"Well, that certainly would be a slight advantage," admitted Mr. Curtis.
"It would be an inestimable advantage," retorted Dr. Giles. "Moreover, do you realize what the expense is of shipping goods by steamer—of the thousands upon thousands of tons of coal burned, of the salaries of the men employed, the high cost of the vessels, etc.! With my tunnel, almost all this expense would be done away with. The goods would merely have to be dropped into the hole in Australia, and carried away when they reached the New York side. There would be almost no limit to the quantity sent, because one car-load after another could be dropped through as fast as they could be taken out on the other side. There would be no danger of collisions, as no car could ever possibly catch up with the car in front of it; there would be no delays, and there would be almost no expense, the earth itself furnishing the motive power, and an inexhaustible one at that."
"It does make a pretty picture," said Mr. Curtis, half convinced by his friend's earnest manner.
"Yes, sir," continued Dr. Giles, warming up to his subject, "the advantages of the scheme are so great that I hope to live to see the whole earth honeycombed by such tunnels, destined to facilitate the communication of the different nations. It seems a pity to think that man, although traveling a million and a half miles in space every day, cannot travel even two or three thousand miles on the earth itself in the same time. Why, our fastest locomotives travel only a couple of hundred miles an hour, while with my tunnel through the earth we shall be able to travel some ten thousand miles in the same time without noise or jolting.
"Surely you must admit that the scheme has advantages, and great ones, too, and that the men who furnish the funds will have a fair prospect of reaping a rich reward. No, sir, there is no lack of free capital in the world, and our business men are sufficiently enterprising to risk it gladly in a work of this sort."
"Well, I suppose you know your own affairs best," observed Mr. Curtis, unconvinced.
"I ought to," said Dr. Giles;" and that reminds me that if I wish to carry this undertaking through successfully, I shall have to lose no time, but set about it at once. Consequently I shall be obliged to leave you both for the present."
"Dr. Giles," said Flora, coming closer to her friend, "how long do you think it will take you to make your tunnel through the earth?"
"It will probably take several years, under the most favorable circumstances," replied the doctor, smiling. "It will be very slow work at the best, and there are many difficulties to be overcome. Perhaps I may even find the undertaking beyond my powers and be obliged to give it up in despair."
"Oh, no," said Flora, looking up at him brightly; "I feel sure that, if you once start in, you will keep straight on, and not give up until you have your tunnel finished. I never knew you yet to fail when you set out to do anything."
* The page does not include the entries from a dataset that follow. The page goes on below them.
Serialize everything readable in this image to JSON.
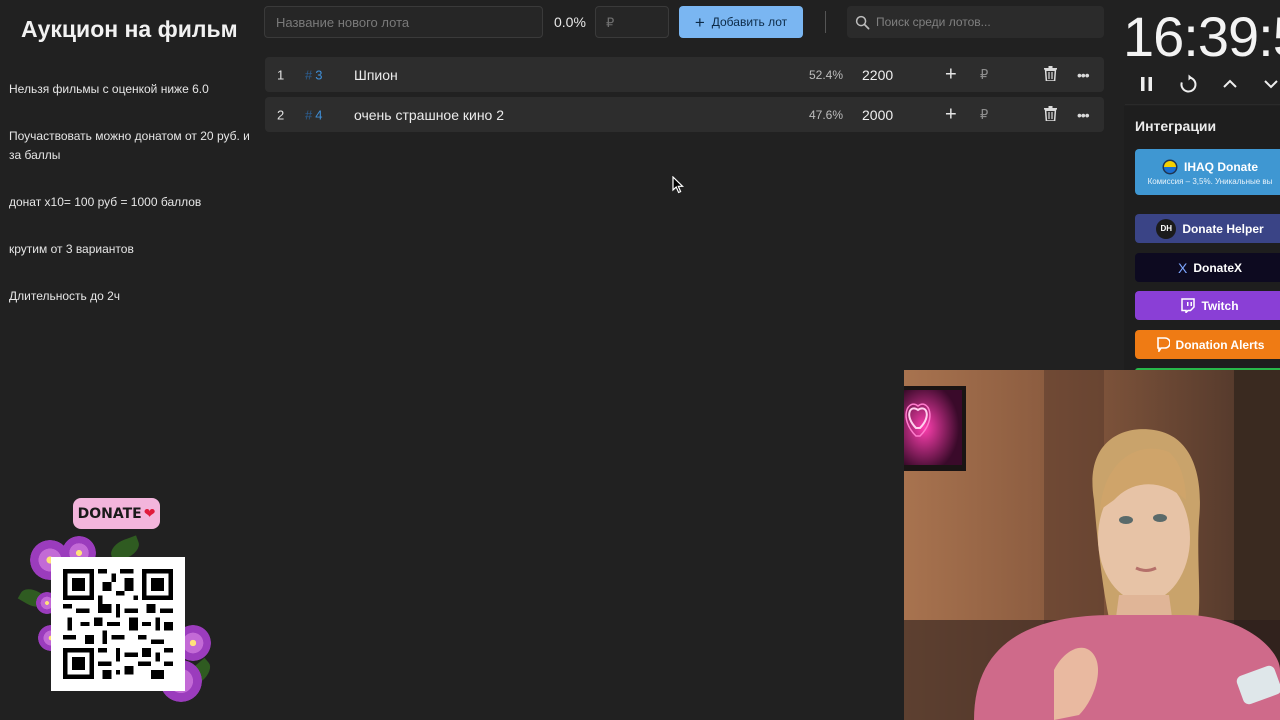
{
  "app": {
    "title": "Аукцион на фильм"
  },
  "rules": [
    "Нельзя фильмы с оценкой ниже 6.0",
    "Поучаствовать можно донатом от 20 руб. и за баллы",
    "донат x10=  100 руб = 1000 баллов",
    "крутим от 3 вариантов",
    "Длительность до 2ч"
  ],
  "toolbar": {
    "lot_name_placeholder": "Название нового лота",
    "percent": "0.0%",
    "amount_placeholder": "₽",
    "add_label": "Добавить лот",
    "search_placeholder": "Поиск среди лотов..."
  },
  "lots": [
    {
      "index": "1",
      "id": "3",
      "name": "Шпион",
      "percent": "52.4%",
      "amount": "2200",
      "currency": "₽"
    },
    {
      "index": "2",
      "id": "4",
      "name": "очень страшное кино 2",
      "percent": "47.6%",
      "amount": "2000",
      "currency": "₽"
    }
  ],
  "timer": {
    "value": "16:39:5"
  },
  "integrations": {
    "title": "Интеграции",
    "items": [
      {
        "label": "IHAQ Donate",
        "sub": "Комиссия – 3,5%. Уникальные вы"
      },
      {
        "label": "Donate Helper",
        "logo": "DH"
      },
      {
        "label": "DonateX",
        "logo": "X"
      },
      {
        "label": "Twitch"
      },
      {
        "label": "Donation Alerts"
      }
    ]
  },
  "donate": {
    "badge": "DONATE",
    "heart": "❤"
  },
  "colors": {
    "background": "#212121",
    "accent_button": "#7ab6f2",
    "lot_id": "#3f8fd8",
    "ihaq": "#3f97d2",
    "donate_helper": "#3a4486",
    "donatex": "#0d0a20",
    "twitch": "#8a3fd6",
    "donation_alerts": "#ef7b14"
  }
}
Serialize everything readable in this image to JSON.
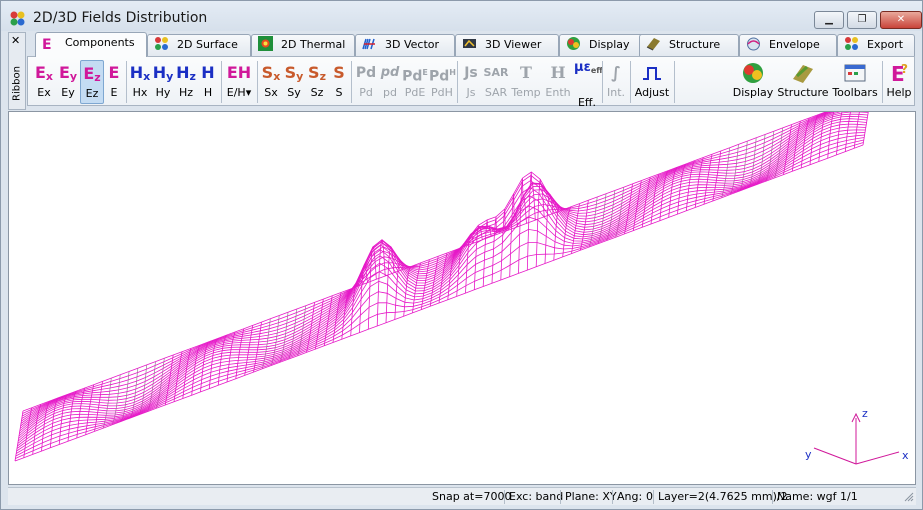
{
  "window": {
    "title": "2D/3D Fields Distribution"
  },
  "ribbon": {
    "close_glyph": "✕",
    "label": "Ribbon"
  },
  "tabs": [
    {
      "label": "Components",
      "icon": "e-letter-icon",
      "active": true
    },
    {
      "label": "2D Surface",
      "icon": "surface-icon"
    },
    {
      "label": "2D Thermal",
      "icon": "thermal-icon"
    },
    {
      "label": "3D Vector",
      "icon": "vector-icon"
    },
    {
      "label": "3D Viewer",
      "icon": "viewer-icon"
    },
    {
      "label": "Display",
      "icon": "display-icon"
    },
    {
      "label": "Structure",
      "icon": "structure-icon"
    },
    {
      "label": "Envelope",
      "icon": "envelope-icon"
    },
    {
      "label": "Export",
      "icon": "export-icon"
    }
  ],
  "toolbar": {
    "ex": {
      "label": "Ex",
      "glyph": "E",
      "sub": "x"
    },
    "ey": {
      "label": "Ey",
      "glyph": "E",
      "sub": "y"
    },
    "ez": {
      "label": "Ez",
      "glyph": "E",
      "sub": "z"
    },
    "e": {
      "label": "E",
      "glyph": "E"
    },
    "hx": {
      "label": "Hx",
      "glyph": "H",
      "sub": "x"
    },
    "hy": {
      "label": "Hy",
      "glyph": "H",
      "sub": "y"
    },
    "hz": {
      "label": "Hz",
      "glyph": "H",
      "sub": "z"
    },
    "h": {
      "label": "H",
      "glyph": "H"
    },
    "eh": {
      "label": "E/H",
      "glyph": "EH",
      "dropdown": "▾"
    },
    "sx": {
      "label": "Sx",
      "glyph": "S",
      "sub": "x"
    },
    "sy": {
      "label": "Sy",
      "glyph": "S",
      "sub": "y"
    },
    "sz": {
      "label": "Sz",
      "glyph": "S",
      "sub": "z"
    },
    "s": {
      "label": "S",
      "glyph": "S"
    },
    "pd_big": {
      "label": "Pd",
      "glyph": "Pd"
    },
    "pd_small": {
      "label": "pd",
      "glyph": "pd"
    },
    "pde": {
      "label": "PdE",
      "glyph": "Pd",
      "sup": "E"
    },
    "pdh": {
      "label": "PdH",
      "glyph": "Pd",
      "sup": "H"
    },
    "js": {
      "label": "Js",
      "glyph": "Js"
    },
    "sar": {
      "label": "SAR",
      "glyph": "SAR"
    },
    "temp": {
      "label": "Temp",
      "glyph": "T"
    },
    "enth": {
      "label": "Enth",
      "glyph": "H"
    },
    "eff": {
      "label": "Eff.",
      "glyph": "με",
      "sub": "eff"
    },
    "int": {
      "label": "Int.",
      "glyph": "∫"
    },
    "adjust": {
      "label": "Adjust"
    },
    "display": {
      "label": "Display"
    },
    "structure": {
      "label": "Structure"
    },
    "toolbars": {
      "label": "Toolbars"
    },
    "help": {
      "label": "Help"
    }
  },
  "colors": {
    "mesh_top": "#e619c8",
    "mesh_under": "#9a9a9a",
    "axes": "#d0189a"
  },
  "axes": {
    "x": "x",
    "y": "y",
    "z": "z"
  },
  "status": {
    "snap": "Snap at=7000",
    "exc": "Exc: band",
    "plane": "Plane: XY",
    "ang_label": "Ang:",
    "ang_value": "0",
    "layer": "Layer=2(4.7625 mm)/2",
    "name": "Name: wgf 1/1"
  }
}
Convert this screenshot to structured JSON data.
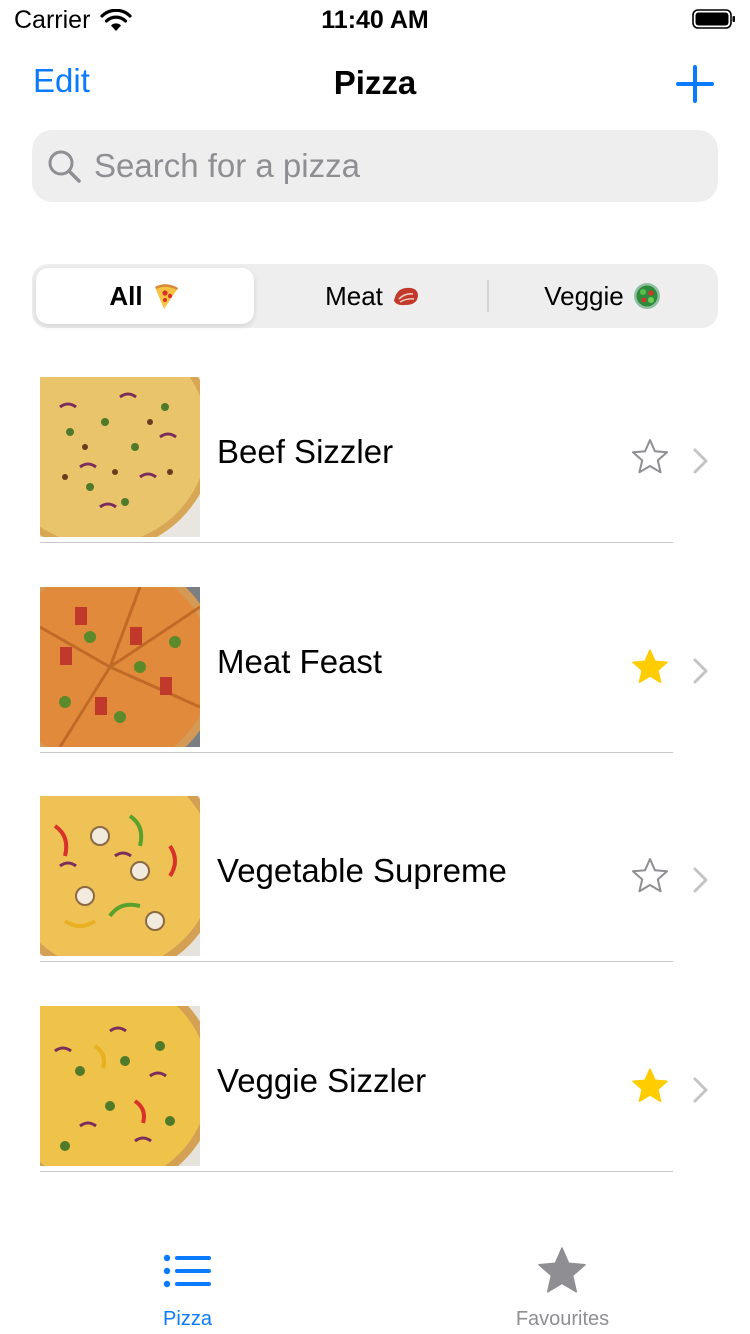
{
  "status_bar": {
    "carrier": "Carrier",
    "time": "11:40 AM"
  },
  "nav": {
    "edit_label": "Edit",
    "title": "Pizza",
    "add_icon": "plus-icon"
  },
  "search": {
    "placeholder": "Search for a pizza",
    "value": ""
  },
  "segments": [
    {
      "label": "All",
      "icon": "pizza-slice-emoji",
      "selected": true
    },
    {
      "label": "Meat",
      "icon": "meat-emoji",
      "selected": false
    },
    {
      "label": "Veggie",
      "icon": "salad-emoji",
      "selected": false
    }
  ],
  "pizzas": [
    {
      "name": "Beef Sizzler",
      "favourite": false
    },
    {
      "name": "Meat Feast",
      "favourite": true
    },
    {
      "name": "Vegetable Supreme",
      "favourite": false
    },
    {
      "name": "Veggie Sizzler",
      "favourite": true
    }
  ],
  "tabs": [
    {
      "label": "Pizza",
      "icon": "list-icon",
      "selected": true
    },
    {
      "label": "Favourites",
      "icon": "star-icon",
      "selected": false
    }
  ],
  "colors": {
    "accent": "#0a7aff",
    "star_filled": "#ffcc00",
    "star_outline": "#8e8e93",
    "tab_inactive": "#8e8e93",
    "chevron": "#c4c4c7"
  }
}
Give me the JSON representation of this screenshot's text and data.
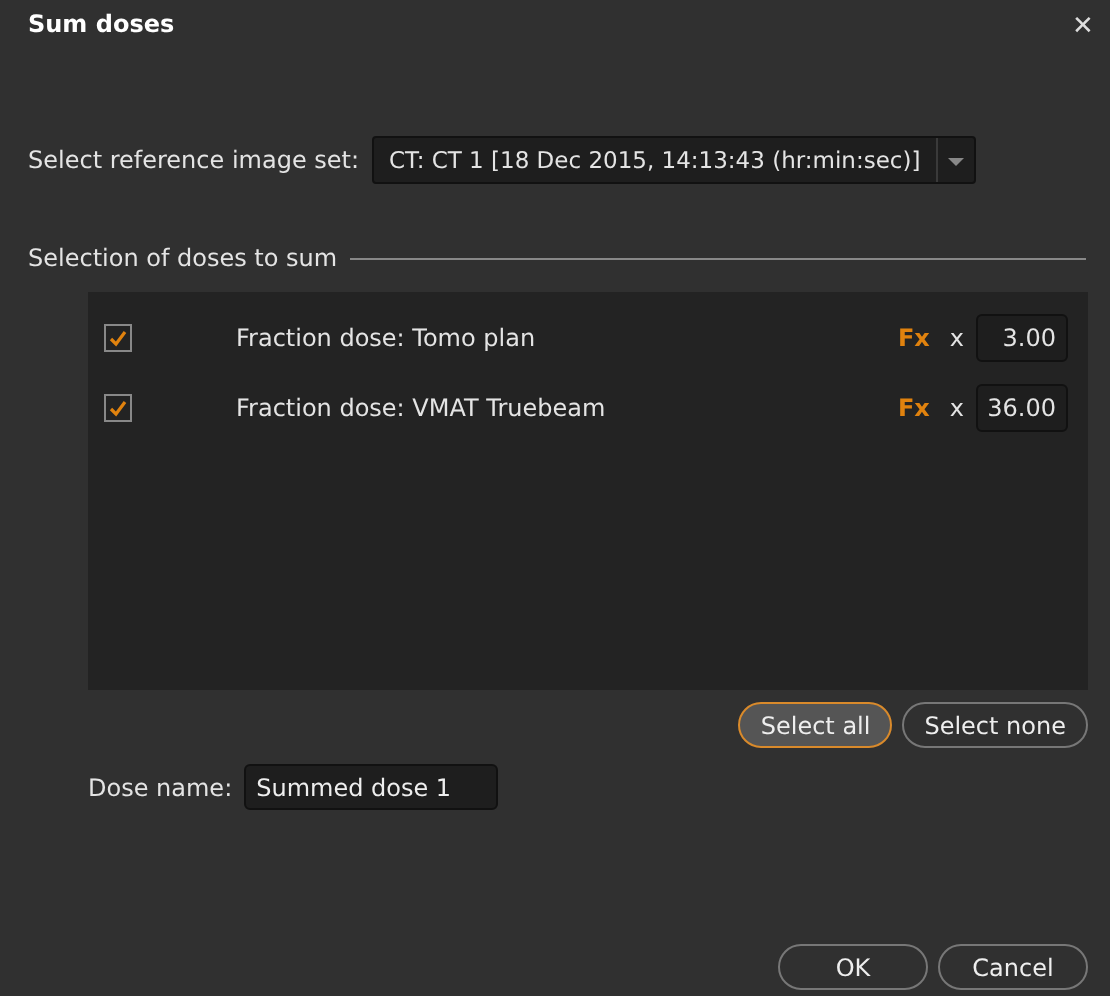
{
  "window": {
    "title": "Sum doses",
    "close": "✕"
  },
  "reference": {
    "label": "Select reference image set:",
    "value": "CT: CT 1 [18 Dec 2015, 14:13:43 (hr:min:sec)]"
  },
  "section": {
    "title": "Selection of doses to sum"
  },
  "doses": [
    {
      "name": "Fraction dose: Tomo plan",
      "checked": true,
      "fx": "Fx",
      "times": "x",
      "value": "3.00"
    },
    {
      "name": "Fraction dose: VMAT Truebeam",
      "checked": true,
      "fx": "Fx",
      "times": "x",
      "value": "36.00"
    }
  ],
  "selection_buttons": [
    {
      "label": "Select all",
      "focused": true
    },
    {
      "label": "Select none",
      "focused": false
    }
  ],
  "dose_name": {
    "label": "Dose name:",
    "value": "Summed dose 1"
  },
  "dialog_buttons": [
    {
      "label": "OK"
    },
    {
      "label": "Cancel"
    }
  ]
}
Dr. Giles was touched. "Thank you for that, dear," he said, stooping down and kissing the young girl tenderly. "You do not know what a great comfort and assistance it is to receive such sympathy as yours when one is about to undertake some new enterprise. A word of encouragement and sympathy spoken at the proper time is often enough to cheer up a man and give him strength to carry on his plans to a glorious fulfilment, where words of doubt and discouragement might lead him to throw up the whole undertaking in despair."